[Opening Material for this task section]

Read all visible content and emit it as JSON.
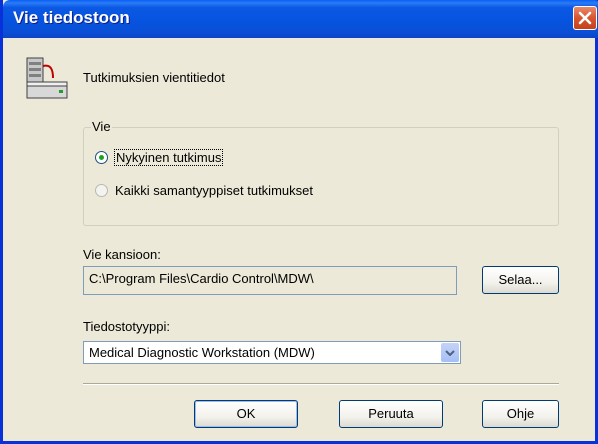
{
  "window": {
    "title": "Vie tiedostoon"
  },
  "header": {
    "icon": "server-icon",
    "text": "Tutkimuksien vientitiedot"
  },
  "export_group": {
    "legend": "Vie",
    "options": [
      {
        "label": "Nykyinen tutkimus",
        "checked": true
      },
      {
        "label": "Kaikki samantyyppiset tutkimukset",
        "checked": false
      }
    ]
  },
  "folder": {
    "label": "Vie kansioon:",
    "value": "C:\\Program Files\\Cardio Control\\MDW\\",
    "browse_label": "Selaa..."
  },
  "filetype": {
    "label": "Tiedostotyyppi:",
    "selected": "Medical Diagnostic Workstation (MDW)"
  },
  "buttons": {
    "ok": "OK",
    "cancel": "Peruuta",
    "help": "Ohje"
  },
  "colors": {
    "titlebar": "#0a54e0",
    "close": "#d9542e",
    "dialog_bg": "#ece9d8"
  }
}
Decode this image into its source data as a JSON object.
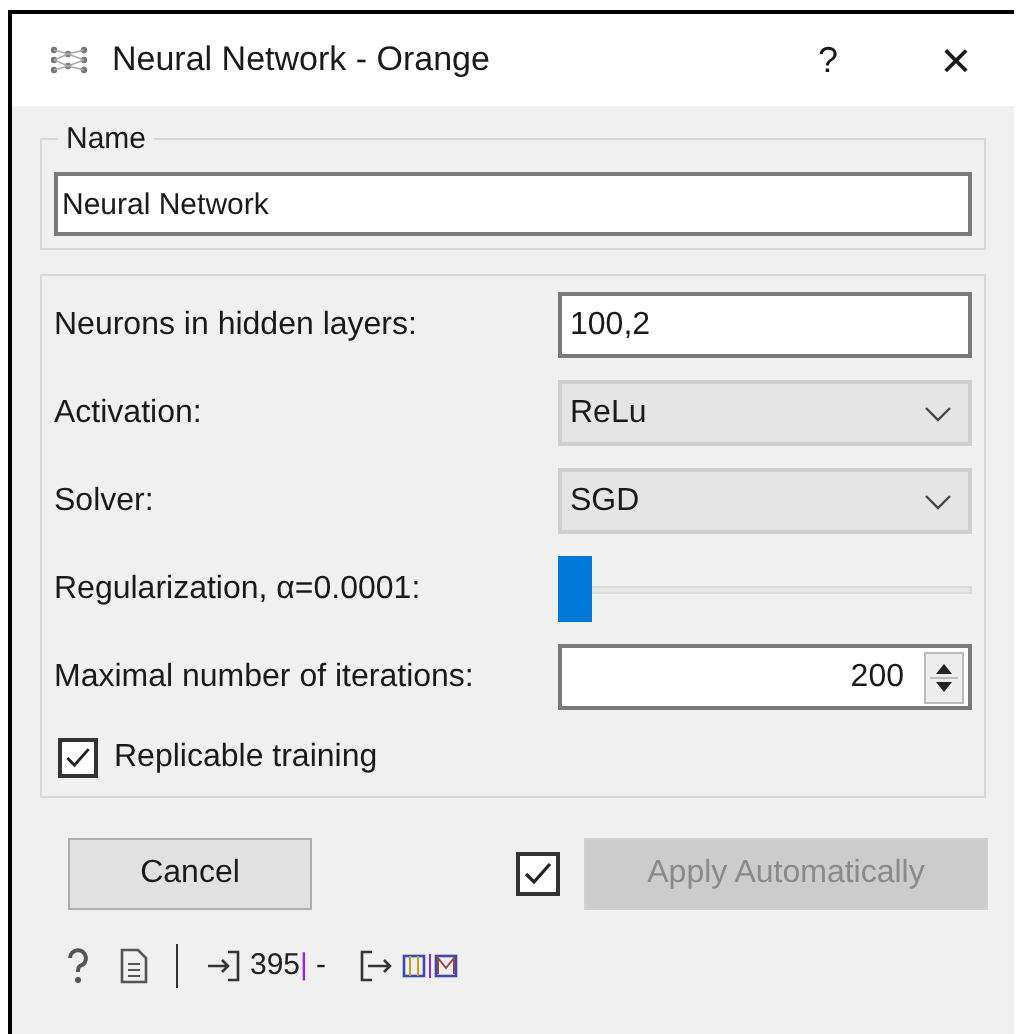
{
  "window": {
    "title": "Neural Network - Orange",
    "help": "?",
    "close": "×"
  },
  "name_group": {
    "label": "Name",
    "value": "Neural Network"
  },
  "parameters": [
    {
      "kind": "text",
      "label": "Neurons in hidden layers:",
      "value": "100,2"
    },
    {
      "kind": "dropdown",
      "label": "Activation:",
      "value": "ReLu"
    },
    {
      "kind": "dropdown",
      "label": "Solver:",
      "value": "SGD"
    },
    {
      "kind": "slider",
      "label": "Regularization, α=0.0001:",
      "level": 0
    },
    {
      "kind": "spin",
      "label": "Maximal number of iterations:",
      "value": "200"
    },
    {
      "kind": "checkbox",
      "label": "Replicable training",
      "checked": true
    }
  ],
  "cancel_button": "Cancel",
  "auto_apply": {
    "checked": true,
    "label": "Apply Automatically",
    "disabled": true
  },
  "status_bar": {
    "input_count": "395",
    "separator": "|",
    "output": "-"
  }
}
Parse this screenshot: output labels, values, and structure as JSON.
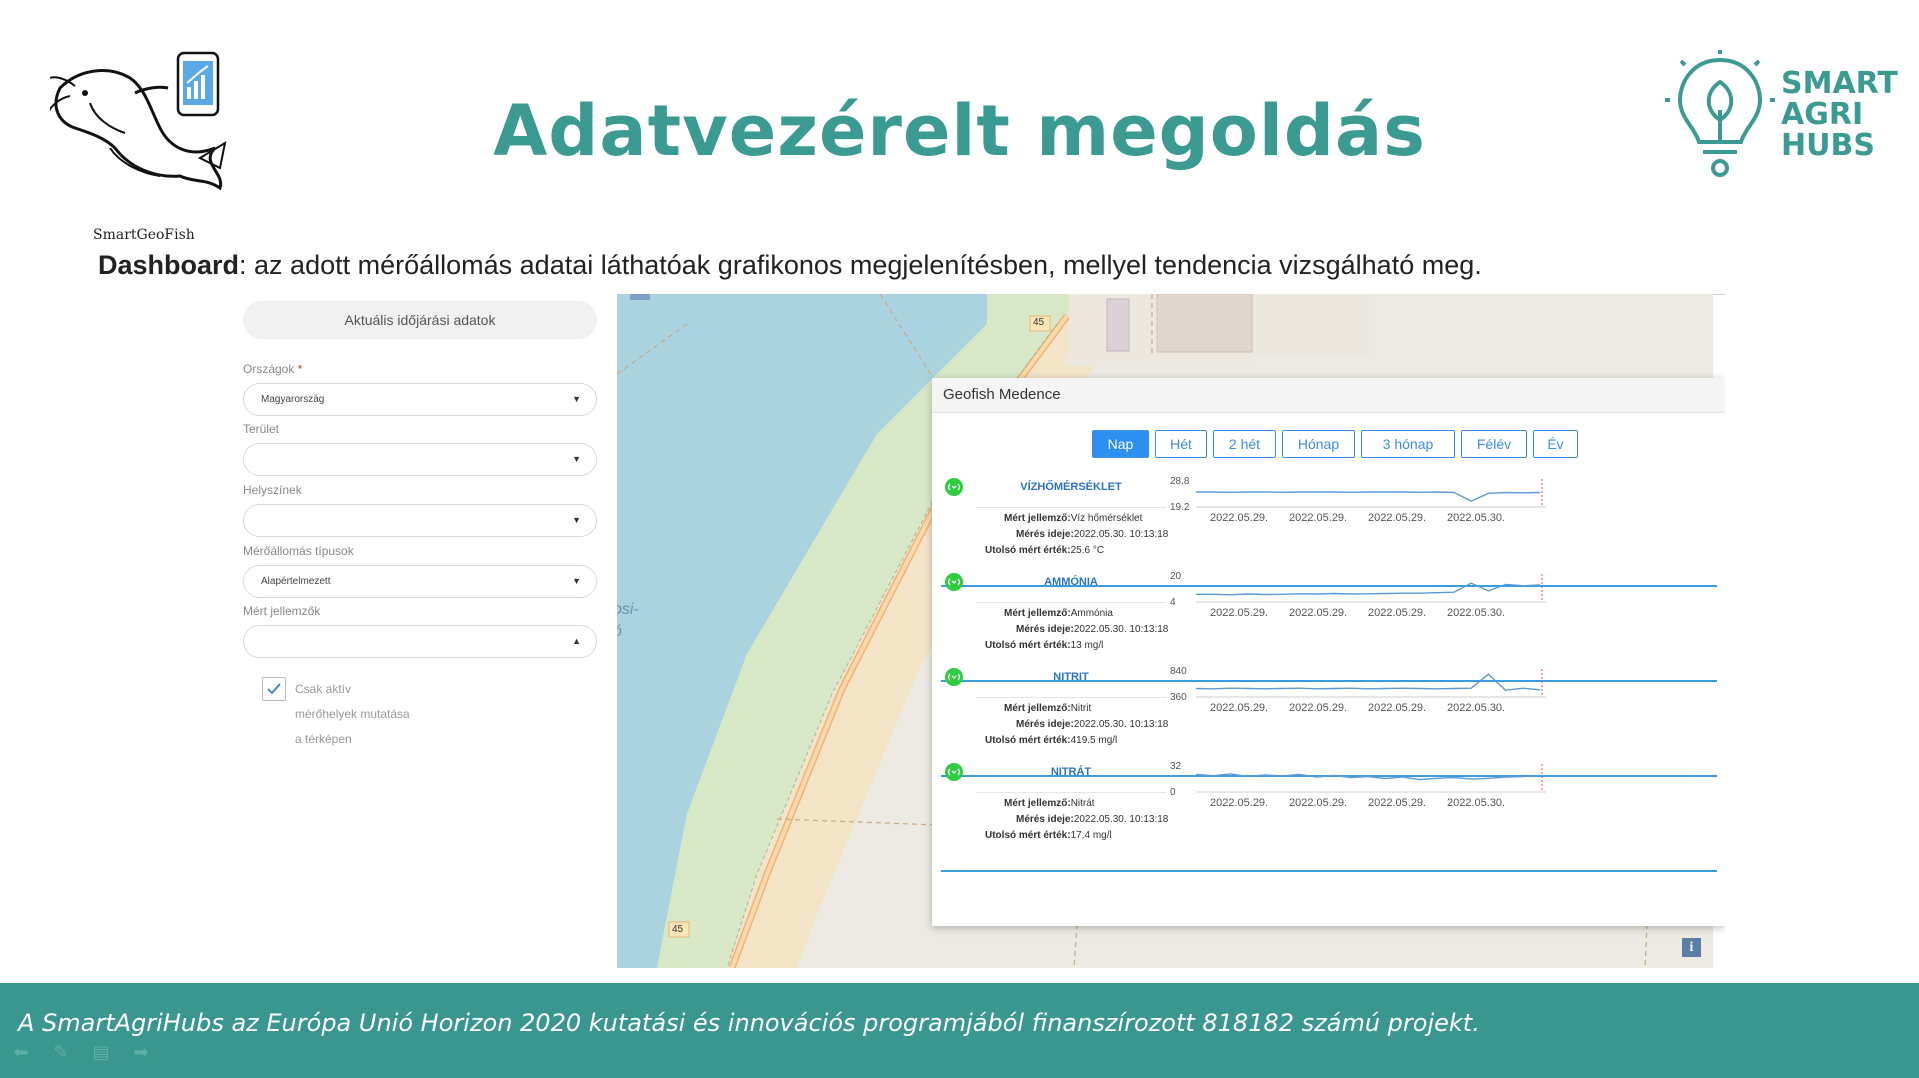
{
  "header": {
    "title": "Adatvezérelt megoldás",
    "fish_logo_caption": "SmartGeoFish",
    "sah_logo_lines": [
      "SMART",
      "AGRI",
      "HUBS"
    ],
    "subtitle_bold": "Dashboard",
    "subtitle_rest": ": az adott mérőállomás adatai láthatóak grafikonos megjelenítésben, mellyel tendencia vizsgálható meg."
  },
  "panel": {
    "weather_button": "Aktuális időjárási adatok",
    "countries_label": "Országok",
    "required_mark": "*",
    "countries_value": "Magyarország",
    "area_label": "Terület",
    "area_value": "",
    "locations_label": "Helyszínek",
    "locations_value": "",
    "station_types_label": "Mérőállomás típusok",
    "station_types_value": "Alapértelmezett",
    "measured_label": "Mért jellemzők",
    "measured_value": "",
    "active_only_checkbox_label": "Csak aktív mérőhelyek mutatása a térképen",
    "active_only_checked": true
  },
  "map": {
    "road_label_top": "45",
    "road_label_bottom": "45",
    "partial_place_label": "osi-\nó",
    "info_button": "i"
  },
  "popup": {
    "title": "Geofish Medence",
    "tabs": [
      "Nap",
      "Hét",
      "2 hét",
      "Hónap",
      "3 hónap",
      "Félév",
      "Év"
    ],
    "active_tab": "Nap",
    "field_labels": {
      "measured": "Mért jellemző:",
      "time": "Mérés ideje:",
      "last_value": "Utolsó mért érték:"
    },
    "metrics": [
      {
        "name": "VÍZHŐMÉRSÉKLET",
        "measured": "Víz hőmérséklet",
        "time": "2022.05.30. 10:13:18",
        "last_value": "25.6 °C",
        "y_max": "28.8",
        "y_min": "19.2",
        "x_ticks": [
          "2022.05.29.",
          "2022.05.29.",
          "2022.05.29.",
          "2022.05.30."
        ]
      },
      {
        "name": "AMMÓNIA",
        "measured": "Ammónia",
        "time": "2022.05.30. 10:13:18",
        "last_value": "13 mg/l",
        "y_max": "20",
        "y_min": "4",
        "x_ticks": [
          "2022.05.29.",
          "2022.05.29.",
          "2022.05.29.",
          "2022.05.30."
        ]
      },
      {
        "name": "NITRIT",
        "measured": "Nitrit",
        "time": "2022.05.30. 10:13:18",
        "last_value": "419.5 mg/l",
        "y_max": "840",
        "y_min": "360",
        "x_ticks": [
          "2022.05.29.",
          "2022.05.29.",
          "2022.05.29.",
          "2022.05.30."
        ]
      },
      {
        "name": "NITRÁT",
        "measured": "Nitrát",
        "time": "2022.05.30. 10:13:18",
        "last_value": "17.4 mg/l",
        "y_max": "32",
        "y_min": "0",
        "x_ticks": [
          "2022.05.29.",
          "2022.05.29.",
          "2022.05.29.",
          "2022.05.30."
        ]
      }
    ]
  },
  "footer": {
    "text": "A SmartAgriHubs az Európa Unió Horizon 2020 kutatási és innovációs programjából finanszírozott 818182 számú projekt."
  },
  "colors": {
    "title_teal": "#3b9b93",
    "footer_teal": "#3a9690",
    "tab_blue": "#2d8ff0",
    "metric_blue": "#2a74c8",
    "status_green": "#2ecc40",
    "river_blue": "#aad3df"
  },
  "icons": [
    "catfish-logo",
    "phone-chart-icon",
    "lightbulb-leaf-logo",
    "chevron-down-icon",
    "checkmark-icon",
    "signal-status-icon",
    "info-icon",
    "nav-back-icon",
    "pen-icon",
    "menu-icon",
    "nav-forward-icon"
  ]
}
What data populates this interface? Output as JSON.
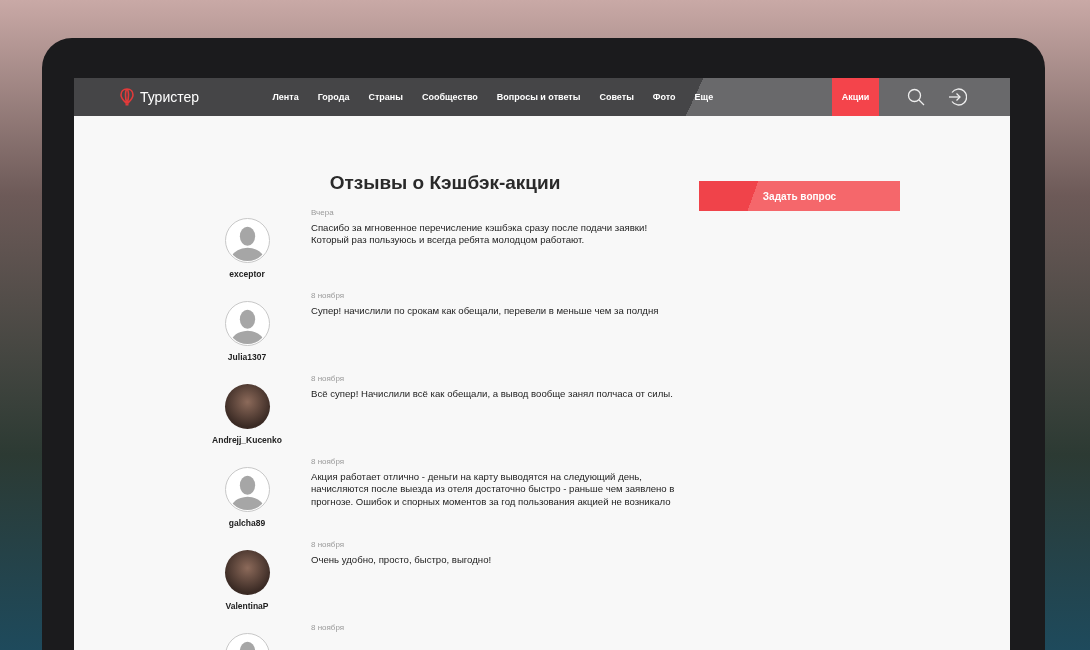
{
  "header": {
    "logo": "Туристер",
    "nav": [
      {
        "label": "Лента",
        "selected": false
      },
      {
        "label": "Города",
        "selected": false
      },
      {
        "label": "Страны",
        "selected": false
      },
      {
        "label": "Сообщество",
        "selected": false
      },
      {
        "label": "Вопросы и ответы",
        "selected": false
      },
      {
        "label": "Советы",
        "selected": false
      },
      {
        "label": "Фото",
        "selected": false
      },
      {
        "label": "Еще",
        "selected": false
      },
      {
        "label": "Акции",
        "selected": true
      }
    ]
  },
  "page": {
    "title": "Отзывы о Кэшбэк-акции",
    "ask_button": "Задать вопрос"
  },
  "reviews": [
    {
      "kind": "default",
      "user": "exceptor",
      "date": "Вчера",
      "text": "Спасибо за мгновенное перечисление кэшбэка сразу после подачи заявки! Который раз пользуюсь и всегда ребята молодцом работают."
    },
    {
      "kind": "default",
      "user": "Julia1307",
      "date": "8 ноября",
      "text": "Супер! начислили по срокам как обещали, перевели в меньше чем за полдня"
    },
    {
      "kind": "photo",
      "user": "Andrejj_Kucenko",
      "date": "8 ноября",
      "text": "Всё супер! Начислили всё как обещали, а вывод вообще занял полчаса от силы."
    },
    {
      "kind": "default",
      "user": "galcha89",
      "date": "8 ноября",
      "text": "Акция работает отлично - деньги на карту выводятся на следующий день, начисляются после выезда из отеля достаточно быстро - раньше чем заявлено в прогнозе. Ошибок и спорных моментов за год пользования акцией не возникало"
    },
    {
      "kind": "photo",
      "user": "ValentinaP",
      "date": "8 ноября",
      "text": "Очень удобно, просто, быстро, выгодно!"
    },
    {
      "kind": "default",
      "date": "8 ноября"
    }
  ]
}
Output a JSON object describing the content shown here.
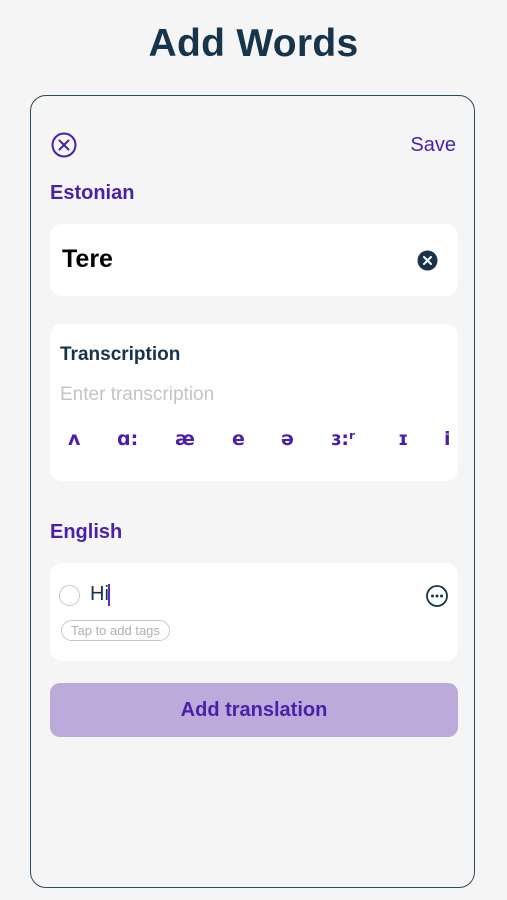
{
  "page": {
    "title": "Add Words"
  },
  "header": {
    "save_label": "Save"
  },
  "source": {
    "language_label": "Estonian",
    "word_value": "Tere"
  },
  "transcription": {
    "label": "Transcription",
    "placeholder": "Enter transcription",
    "symbols": [
      "ʌ",
      "ɑ:",
      "æ",
      "e",
      "ə",
      "ɜ:ʳ",
      "ɪ",
      "i"
    ]
  },
  "target": {
    "language_label": "English",
    "translation_value": "Hi",
    "tags_placeholder": "Tap to add tags",
    "add_translation_label": "Add translation"
  },
  "colors": {
    "accent": "#4b1fa8",
    "title": "#16344a",
    "button_bg": "#bcaadb",
    "background": "#f5f5f5"
  }
}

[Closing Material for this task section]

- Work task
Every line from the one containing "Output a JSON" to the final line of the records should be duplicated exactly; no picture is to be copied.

- Output below
Output a JSON object describing the content shown here.
{
  "page": {
    "title": "Add Words"
  },
  "header": {
    "save_label": "Save"
  },
  "source": {
    "language_label": "Estonian",
    "word_value": "Tere"
  },
  "transcription": {
    "label": "Transcription",
    "placeholder": "Enter transcription",
    "symbols": [
      "ʌ",
      "ɑ:",
      "æ",
      "e",
      "ə",
      "ɜ:ʳ",
      "ɪ",
      "i"
    ]
  },
  "target": {
    "language_label": "English",
    "translation_value": "Hi",
    "tags_placeholder": "Tap to add tags",
    "add_translation_label": "Add translation"
  },
  "colors": {
    "accent": "#4b1fa8",
    "title": "#16344a",
    "button_bg": "#bcaadb",
    "background": "#f5f5f5"
  }
}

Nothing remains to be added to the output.